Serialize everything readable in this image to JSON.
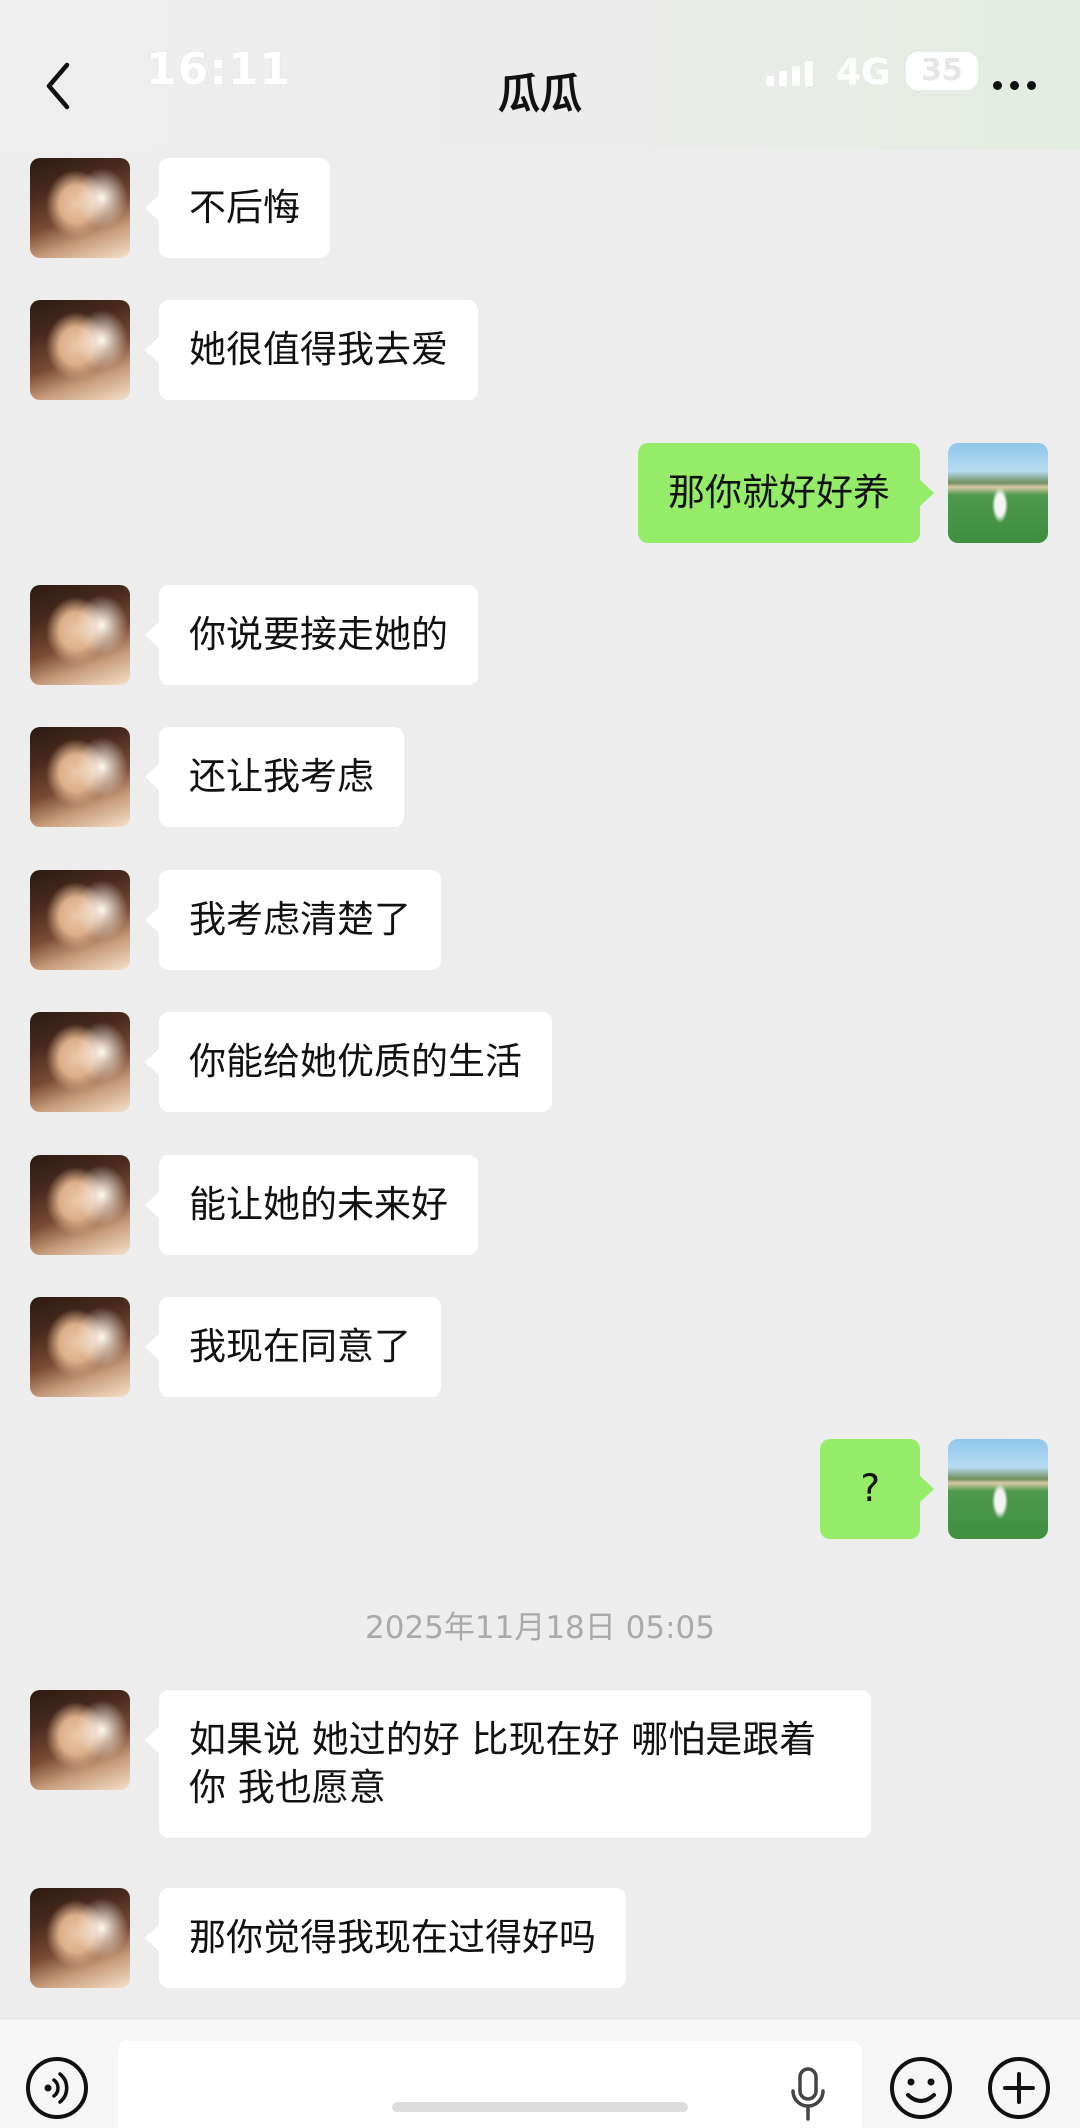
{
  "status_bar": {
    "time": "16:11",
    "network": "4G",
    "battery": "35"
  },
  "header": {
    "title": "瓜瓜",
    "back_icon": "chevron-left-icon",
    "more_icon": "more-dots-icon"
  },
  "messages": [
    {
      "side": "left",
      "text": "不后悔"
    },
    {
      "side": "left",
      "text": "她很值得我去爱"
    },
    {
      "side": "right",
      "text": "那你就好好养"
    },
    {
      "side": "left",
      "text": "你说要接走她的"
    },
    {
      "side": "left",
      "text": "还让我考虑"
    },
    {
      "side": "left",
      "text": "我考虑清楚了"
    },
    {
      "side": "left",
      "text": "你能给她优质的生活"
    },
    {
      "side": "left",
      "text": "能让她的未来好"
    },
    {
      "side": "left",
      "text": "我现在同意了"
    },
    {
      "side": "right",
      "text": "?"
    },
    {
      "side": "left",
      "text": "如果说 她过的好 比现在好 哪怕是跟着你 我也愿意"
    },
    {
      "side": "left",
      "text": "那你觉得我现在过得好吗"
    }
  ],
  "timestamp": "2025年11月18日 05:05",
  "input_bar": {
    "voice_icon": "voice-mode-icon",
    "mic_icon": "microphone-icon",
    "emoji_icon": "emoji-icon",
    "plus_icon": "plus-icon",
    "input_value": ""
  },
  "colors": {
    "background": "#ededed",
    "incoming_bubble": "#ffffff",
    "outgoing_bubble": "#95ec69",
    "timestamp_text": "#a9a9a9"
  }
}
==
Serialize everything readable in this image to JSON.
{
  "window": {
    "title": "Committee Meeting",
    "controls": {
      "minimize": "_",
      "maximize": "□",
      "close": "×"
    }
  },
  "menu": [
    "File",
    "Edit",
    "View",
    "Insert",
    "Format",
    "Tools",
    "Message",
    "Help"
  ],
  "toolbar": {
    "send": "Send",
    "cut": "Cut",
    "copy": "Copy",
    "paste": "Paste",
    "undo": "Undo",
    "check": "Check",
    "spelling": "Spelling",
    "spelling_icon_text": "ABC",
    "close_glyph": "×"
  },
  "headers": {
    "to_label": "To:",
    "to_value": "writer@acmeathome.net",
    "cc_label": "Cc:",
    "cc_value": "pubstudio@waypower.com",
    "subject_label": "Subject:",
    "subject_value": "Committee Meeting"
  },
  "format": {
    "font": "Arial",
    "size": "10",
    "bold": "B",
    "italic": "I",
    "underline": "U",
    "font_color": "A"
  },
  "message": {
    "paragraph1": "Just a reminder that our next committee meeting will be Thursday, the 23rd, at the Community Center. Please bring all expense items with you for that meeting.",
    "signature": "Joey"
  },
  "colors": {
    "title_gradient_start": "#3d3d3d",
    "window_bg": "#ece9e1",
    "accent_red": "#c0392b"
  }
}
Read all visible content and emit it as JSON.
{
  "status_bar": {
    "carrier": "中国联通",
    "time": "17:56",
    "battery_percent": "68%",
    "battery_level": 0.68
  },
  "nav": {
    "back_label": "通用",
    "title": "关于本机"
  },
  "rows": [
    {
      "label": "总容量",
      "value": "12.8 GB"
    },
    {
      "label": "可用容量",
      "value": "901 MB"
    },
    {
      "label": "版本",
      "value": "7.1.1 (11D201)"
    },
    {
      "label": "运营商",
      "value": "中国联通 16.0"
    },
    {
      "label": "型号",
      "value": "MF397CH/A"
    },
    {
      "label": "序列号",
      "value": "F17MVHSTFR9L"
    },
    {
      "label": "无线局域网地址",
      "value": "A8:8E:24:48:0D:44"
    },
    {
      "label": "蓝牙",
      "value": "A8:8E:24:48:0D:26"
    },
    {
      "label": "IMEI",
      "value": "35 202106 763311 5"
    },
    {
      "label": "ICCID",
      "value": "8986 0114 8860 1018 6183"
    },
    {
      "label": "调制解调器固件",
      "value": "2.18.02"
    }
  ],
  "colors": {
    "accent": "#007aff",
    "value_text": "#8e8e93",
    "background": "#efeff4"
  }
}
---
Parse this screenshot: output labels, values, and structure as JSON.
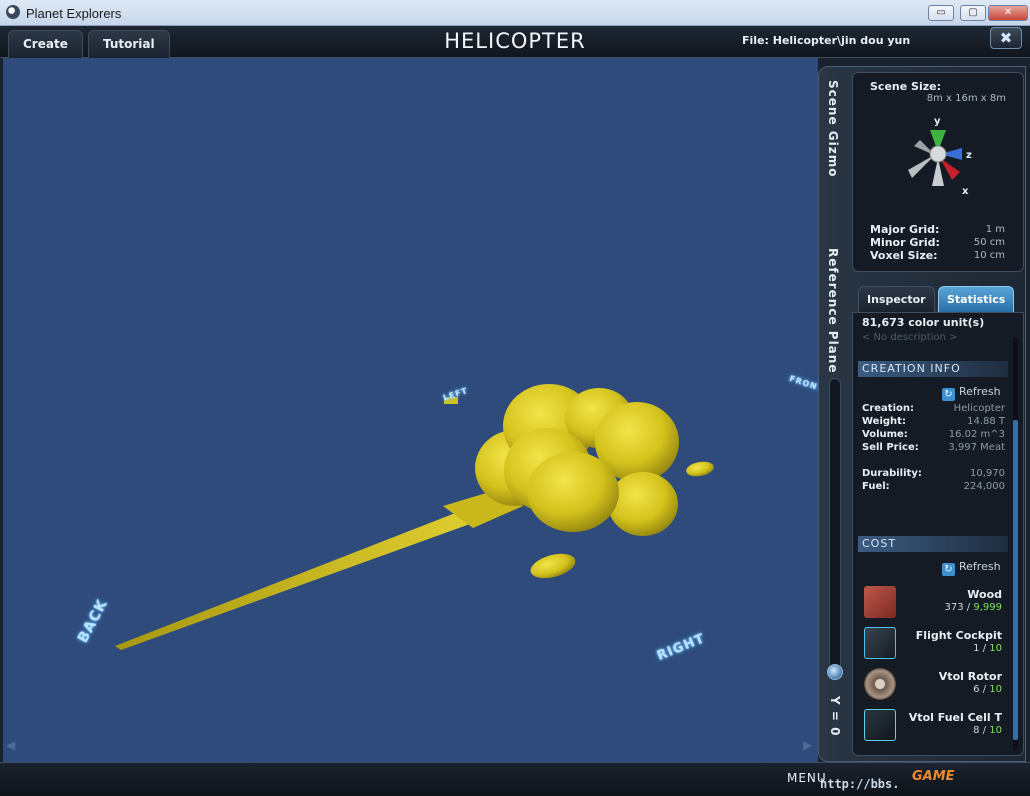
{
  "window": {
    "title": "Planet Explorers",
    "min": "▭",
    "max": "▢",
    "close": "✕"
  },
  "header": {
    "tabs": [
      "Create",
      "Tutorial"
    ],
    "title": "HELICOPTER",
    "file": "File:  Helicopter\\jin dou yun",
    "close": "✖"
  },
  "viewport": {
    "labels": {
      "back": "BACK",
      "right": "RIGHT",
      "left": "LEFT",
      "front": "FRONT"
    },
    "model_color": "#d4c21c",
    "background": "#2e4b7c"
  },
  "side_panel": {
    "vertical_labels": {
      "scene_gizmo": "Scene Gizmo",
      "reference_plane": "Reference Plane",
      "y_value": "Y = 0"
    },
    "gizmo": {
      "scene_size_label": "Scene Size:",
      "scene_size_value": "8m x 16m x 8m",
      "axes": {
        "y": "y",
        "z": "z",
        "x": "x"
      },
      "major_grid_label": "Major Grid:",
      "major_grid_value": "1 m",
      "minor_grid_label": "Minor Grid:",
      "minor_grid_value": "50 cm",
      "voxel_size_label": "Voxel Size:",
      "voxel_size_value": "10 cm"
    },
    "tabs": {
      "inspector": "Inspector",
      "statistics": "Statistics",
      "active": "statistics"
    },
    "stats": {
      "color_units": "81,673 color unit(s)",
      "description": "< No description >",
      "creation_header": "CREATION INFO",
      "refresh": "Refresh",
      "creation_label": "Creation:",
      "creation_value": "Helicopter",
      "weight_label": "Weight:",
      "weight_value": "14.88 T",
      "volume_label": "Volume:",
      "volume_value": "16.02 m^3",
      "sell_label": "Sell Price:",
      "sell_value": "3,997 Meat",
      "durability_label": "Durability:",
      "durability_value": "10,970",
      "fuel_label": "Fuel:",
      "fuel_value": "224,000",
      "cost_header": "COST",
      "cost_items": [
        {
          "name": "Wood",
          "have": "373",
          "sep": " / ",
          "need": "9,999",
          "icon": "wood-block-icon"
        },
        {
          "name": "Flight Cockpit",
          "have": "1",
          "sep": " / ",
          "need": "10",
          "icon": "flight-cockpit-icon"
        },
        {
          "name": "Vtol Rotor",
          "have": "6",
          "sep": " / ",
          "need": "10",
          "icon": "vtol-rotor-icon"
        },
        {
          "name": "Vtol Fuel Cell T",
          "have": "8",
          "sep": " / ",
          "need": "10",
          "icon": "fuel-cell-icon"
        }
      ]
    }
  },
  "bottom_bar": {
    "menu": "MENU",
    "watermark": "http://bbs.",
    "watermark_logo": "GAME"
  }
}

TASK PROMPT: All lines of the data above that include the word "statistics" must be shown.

SOLUTION TO THE EXERCISE:
      "statistics": "Statistics",
      "active": "statistics"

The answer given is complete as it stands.